On the surface, the BBC’s recently aired documentary titled “Rwanda: the Untold Story” is about the politics of post-genocide Rwanda.
After watching the documentary, anyone who is not agenda-driven and in possession of some working knowledge of history and its treatment of the oppressed is likely to notice a familiar underlain narrative that continues to challenge the basic tenet of the equality of human beings.
To end slavery, the most enduring challenge for those in the abolitionist movement was to convince whites – slavers and ordinary people –that blacks were human beings.
It was important to establish this premise before they could invoke the argument that they deserved to be treated with respect and dignity.
The problem with that initial proposition was that it would give logic to subsequent argument both of which, if widely accepted as fundamental truths, would threaten the very existence of the institution of slavery. That is because its bedrock was the premise that they were not human beings, which pre-empted any argument about their human dignity.
Changing this status quo to the acceptance of blacks as human beings would, for instance, mean that they qualify for white empathy. Moreover, with many of the whites of this era claiming to be God-fearing, this mindset shift would call upon them to extend the Christian tenet of loving thy neighbour to blacks as well.
This is important: identifying with the pain and suffering of blacks would lead to mutual empathy and solidarity, something that would complicate plantation enforcement measures such as lynching. For these and similar reasons, slavery would simply become untenable.
BBC’s racist variant
The BBC’s documentary is simply a redub of this racist past. It clearly shows the past as part of the present, with knowledge of this past being crucial for understanding the set of motivations for its production and airing.
With overt racism of centuries past forcing blacks to provide evidence that they were human beings, the more covert variant of this era of race sensitivity still challenges their claim to equal treatment but does this in a more sophisticated manner, often with appeal to pseudo-science.
To have a chance, blacks must look to the Jews for inspiration and hope that they too shall overcome.
Up until the past century the Jews were equally considered undeserving of dignity simply because they were considered a variant of the Negro.
It was not until the rise of the Israel state as an important player in world affairs that the gatekeepers of dignity accepted them as part of the white race. With the credentials qualifying them as human beings, it became that much difficult to deny or belittle the Holocaust, for instance.
One important element to their credit is their sense of unity about their victimisation. Even their version of gutter politics would never descend to the level of questioning the Holocaust, something that unites the worst of political enemies.
For this reason, they are unlikely to become bamboozled by the glitter of a global platform such as the BBC to denounce this collective consciousness on this sensitive matter. They seem to have developed the sophistication to deal with any potential assault on their victimisation which means that they are able to marshal a single voice for mobilising the empathy of the world on the subject of the Holocaust and to use this credit to condemn and to prosecute its deniers across the globe.
Rwandan –African– caricatures
When it comes to us, it appears that we are ever eager to act as tools for our own disparagement.
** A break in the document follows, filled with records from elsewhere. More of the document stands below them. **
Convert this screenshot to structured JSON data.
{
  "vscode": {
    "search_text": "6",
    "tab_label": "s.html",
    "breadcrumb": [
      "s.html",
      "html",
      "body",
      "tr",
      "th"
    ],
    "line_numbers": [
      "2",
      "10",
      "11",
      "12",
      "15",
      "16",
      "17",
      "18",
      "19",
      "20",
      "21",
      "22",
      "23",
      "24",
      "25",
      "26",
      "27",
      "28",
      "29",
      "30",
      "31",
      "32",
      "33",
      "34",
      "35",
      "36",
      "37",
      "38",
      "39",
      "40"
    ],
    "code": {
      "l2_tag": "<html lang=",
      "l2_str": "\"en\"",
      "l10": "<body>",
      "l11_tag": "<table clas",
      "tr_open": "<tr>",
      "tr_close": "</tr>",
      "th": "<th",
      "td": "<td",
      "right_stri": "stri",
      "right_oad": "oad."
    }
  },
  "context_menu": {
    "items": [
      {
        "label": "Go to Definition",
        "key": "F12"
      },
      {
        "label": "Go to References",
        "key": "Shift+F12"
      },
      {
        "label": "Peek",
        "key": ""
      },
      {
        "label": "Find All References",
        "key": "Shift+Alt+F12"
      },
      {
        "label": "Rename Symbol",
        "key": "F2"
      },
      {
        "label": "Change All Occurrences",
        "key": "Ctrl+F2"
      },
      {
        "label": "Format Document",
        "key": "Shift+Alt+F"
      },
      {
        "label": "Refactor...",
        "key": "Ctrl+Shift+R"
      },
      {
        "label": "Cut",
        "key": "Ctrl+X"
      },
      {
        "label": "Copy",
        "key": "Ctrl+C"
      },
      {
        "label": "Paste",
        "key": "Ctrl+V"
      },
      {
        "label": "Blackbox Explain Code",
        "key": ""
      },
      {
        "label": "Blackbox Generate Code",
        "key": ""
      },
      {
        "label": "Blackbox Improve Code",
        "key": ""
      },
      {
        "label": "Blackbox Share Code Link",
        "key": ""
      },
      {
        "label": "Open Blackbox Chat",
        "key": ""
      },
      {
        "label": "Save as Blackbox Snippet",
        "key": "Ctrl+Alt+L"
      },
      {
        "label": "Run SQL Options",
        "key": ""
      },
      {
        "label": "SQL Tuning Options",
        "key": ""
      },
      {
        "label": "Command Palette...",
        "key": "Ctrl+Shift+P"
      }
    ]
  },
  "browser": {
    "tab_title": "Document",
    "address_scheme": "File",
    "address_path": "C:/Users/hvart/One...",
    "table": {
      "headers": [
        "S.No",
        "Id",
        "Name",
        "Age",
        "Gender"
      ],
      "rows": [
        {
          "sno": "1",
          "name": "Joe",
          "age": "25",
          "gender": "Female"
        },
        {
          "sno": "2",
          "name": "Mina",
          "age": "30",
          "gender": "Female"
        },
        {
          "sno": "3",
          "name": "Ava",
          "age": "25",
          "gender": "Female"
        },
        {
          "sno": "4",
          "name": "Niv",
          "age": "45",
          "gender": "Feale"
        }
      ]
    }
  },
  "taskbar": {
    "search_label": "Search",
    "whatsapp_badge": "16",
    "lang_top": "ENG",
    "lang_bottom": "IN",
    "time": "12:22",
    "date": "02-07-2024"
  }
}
Our readiness to sell our souls for a penny is the reason white people neither respect us nor think we deserve any dignity. That is precisely because we do not respect ourselves either. Appearing cheap before their audience, we seem keen on undermining ourselves.
Our conduct appears designed to convince them about our ineptness, deserving of the kind of contempt and subordinate status with which they already hold us.
How else does one explain how victims of the worst tragedy in modern history can begin to mobilise the support of bigots – Exhibit A: the disturbing scene on the subject of mummified bodies – in a mission to convince the rest of the world that it never happened or to attempt to undermine the extent to which it did.
The documentary affirms that those with interest in proving the inferiority of a people will eagerly provide the platform for some of their members to prove themselves and their people to be infantile, unfit.
Thus, except for those with an agenda to maintain the pecking order among humans, the entire world’s people of goodwill were losers for it.
The documentary not only served their interests of robbing the victims of due empathy, it also immunised perpetrators and their sponsors of guilt for wrongdoing.
It is in the tradition of a familiar pattern applied for centuries to normalise the oppression of a people.